GPG error: raring Release:
The following signatures were invalid: KEYEXPIRED 1396011159 KEYEXPIRED 1396011159 KEYEXPIRED 1396011159

To find any expired repository keys and their IDs, use apt-key as follows:

apt-key list | grep expired

You will get a result similar to the following:

pub   4096R/BE1DB1F1 2011-03-29 [expired: 2014-03-28]

The key ID is the bit after the / i.e. BE1DB1F1 in this case.

To update the key, run

sudo apt-key adv --recv-keys --keyserver BE1DB1F1

The repository will then be updated with the next sudo apt-get update.

Taarifa reporting for International Medical Corps UK at hack4good London

On the weekend of 4-6th October I was part of #hack4good in London working with Chris Adams, Corinne Pritchard and Nick Stanton tackling multi-agency reporting at refugee camps for International Medical Corps UK with the Taarifa platform.

We approached the problem from two angles: One was developing a workflow for a paper-based reporting system, where report forms are automatically generated for a specific area like a refugee camp. Refugees would be able make a report by filling in the form themselves with the help of a simple iconography to overcome the language barrier, mark the location on a map and drop it into a collection box. The forms are machine readable and can be digitized in an automated process.

The other was the technical challenge of providing a platform that could process a variety of different reports that various agencies working at a refugee camp need to deal with from santiation over general feedback to sexual exploitation. These can be aggregated in one place by the Taarifa API which I’ve extended to be able to handle any report schema. Creating a new report type is a simple as sending a POST request describing the schema to the API in JSON format. Reports can then be submitted immediately via the JSON API or via an automatically generated web form.

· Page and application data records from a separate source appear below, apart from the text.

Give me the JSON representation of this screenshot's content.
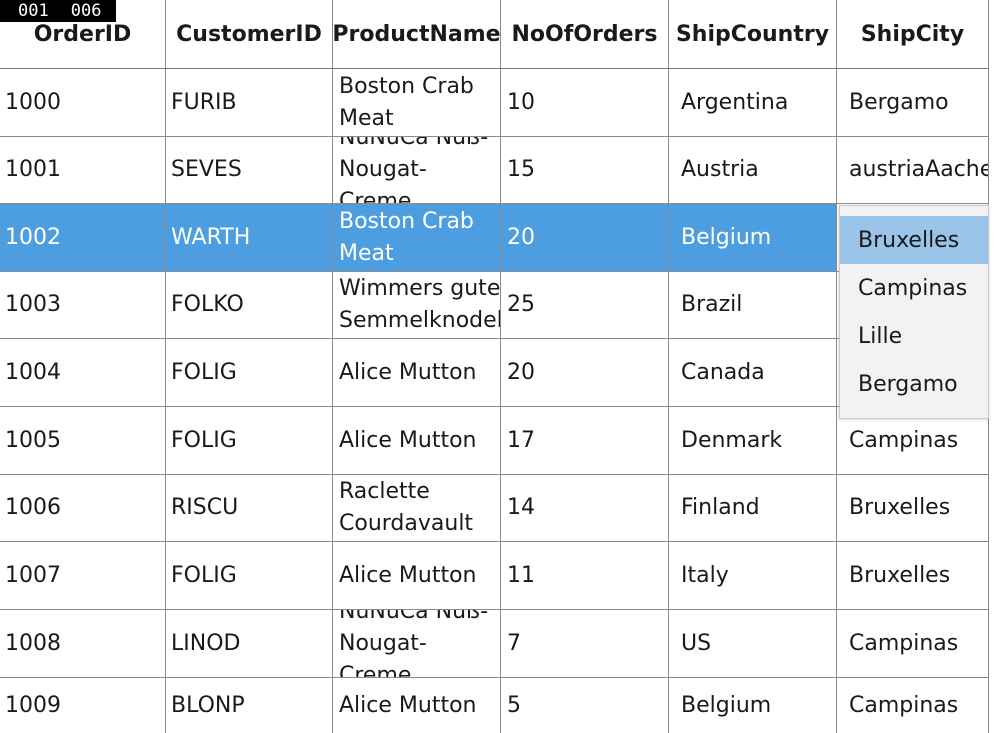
{
  "badge": {
    "left": "001",
    "right": "006"
  },
  "columns": [
    "OrderID",
    "CustomerID",
    "ProductName",
    "NoOfOrders",
    "ShipCountry",
    "ShipCity"
  ],
  "rows": [
    {
      "order": "1000",
      "customer": "FURIB",
      "product": "Boston Crab Meat",
      "orders": "10",
      "country": "Argentina",
      "city": "Bergamo"
    },
    {
      "order": "1001",
      "customer": "SEVES",
      "product": "NuNuCa Nuß-Nougat-Creme",
      "orders": "15",
      "country": "Austria",
      "city": "austriaAachen"
    },
    {
      "order": "1002",
      "customer": "WARTH",
      "product": "Boston Crab Meat",
      "orders": "20",
      "country": "Belgium",
      "city": ""
    },
    {
      "order": "1003",
      "customer": "FOLKO",
      "product": "Wimmers gute Semmelknodel",
      "orders": "25",
      "country": "Brazil",
      "city": ""
    },
    {
      "order": "1004",
      "customer": "FOLIG",
      "product": "Alice Mutton",
      "orders": "20",
      "country": "Canada",
      "city": ""
    },
    {
      "order": "1005",
      "customer": "FOLIG",
      "product": "Alice Mutton",
      "orders": "17",
      "country": "Denmark",
      "city": "Campinas"
    },
    {
      "order": "1006",
      "customer": "RISCU",
      "product": "Raclette Courdavault",
      "orders": "14",
      "country": "Finland",
      "city": "Bruxelles"
    },
    {
      "order": "1007",
      "customer": "FOLIG",
      "product": "Alice Mutton",
      "orders": "11",
      "country": "Italy",
      "city": "Bruxelles"
    },
    {
      "order": "1008",
      "customer": "LINOD",
      "product": "NuNuCa Nuß-Nougat-Creme",
      "orders": "7",
      "country": "US",
      "city": "Campinas"
    },
    {
      "order": "1009",
      "customer": "BLONP",
      "product": "Alice Mutton",
      "orders": "5",
      "country": "Belgium",
      "city": "Campinas"
    }
  ],
  "dropdown": {
    "options": [
      "Bruxelles",
      "Campinas",
      "Lille",
      "Bergamo"
    ],
    "selected": "Bruxelles"
  },
  "colors": {
    "selection": "#4c9ee0",
    "dropdown_selected": "#99c3e8",
    "dropdown_bg": "#f2f2f2"
  }
}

All of that is live and operational at

There was quite a bit of media coverage around #hack4good: Channel 4, SkyNews and a video of the London event by Big Bang Lab.

C pointers to multi-dimensional assumed shape Fortran arrays with gfortran

Interoperability between C and Fortran codes is often complicated by Fortran’s support for “true” multi-dimensional arrays. In addition, Fortran 90 supports assumed shape (also referred to as deferred shape) arrays, where the extent sizes are determined at runtime. Actual arguments for array dummy arguments can be array slices that may be of non-unit stride. In short, an assumed size Fortran array can reference non-contiguous chunks of memory.

Therefore, the compiler will reject an attempt to obtain a raw data pointer of a Fortran array to pass to a C function like in the following module:

gfortran 4.7 emits the following error message:

Error: Assumed-shape array 'v' at (1) cannot be an argument to the procedure 'c_loc' because it is not C interoperable

What if you know that the assumed-shaped array passed to your function is actually contiguous (or you choose to leave it the caller’s responsibility)? Surely the compiler should be able to give you a pointer to the first array element like so:

Turns out gfortran doesn’t and generates the same error as before. The gfortran developers have recognized this as a bug, which will be fixed in the 4.9 release.

In the meantime you can work around it by defining a pure function that simply returns the first argument of an assumed shape array. gfortran is happy with that since now the type of the argument passed to c_loc is a scalar and therefore interoperable:

However, this workaround confuses Intel’s and PGI’s Fortran compilers, so simply escape it using the a preprocessor #define: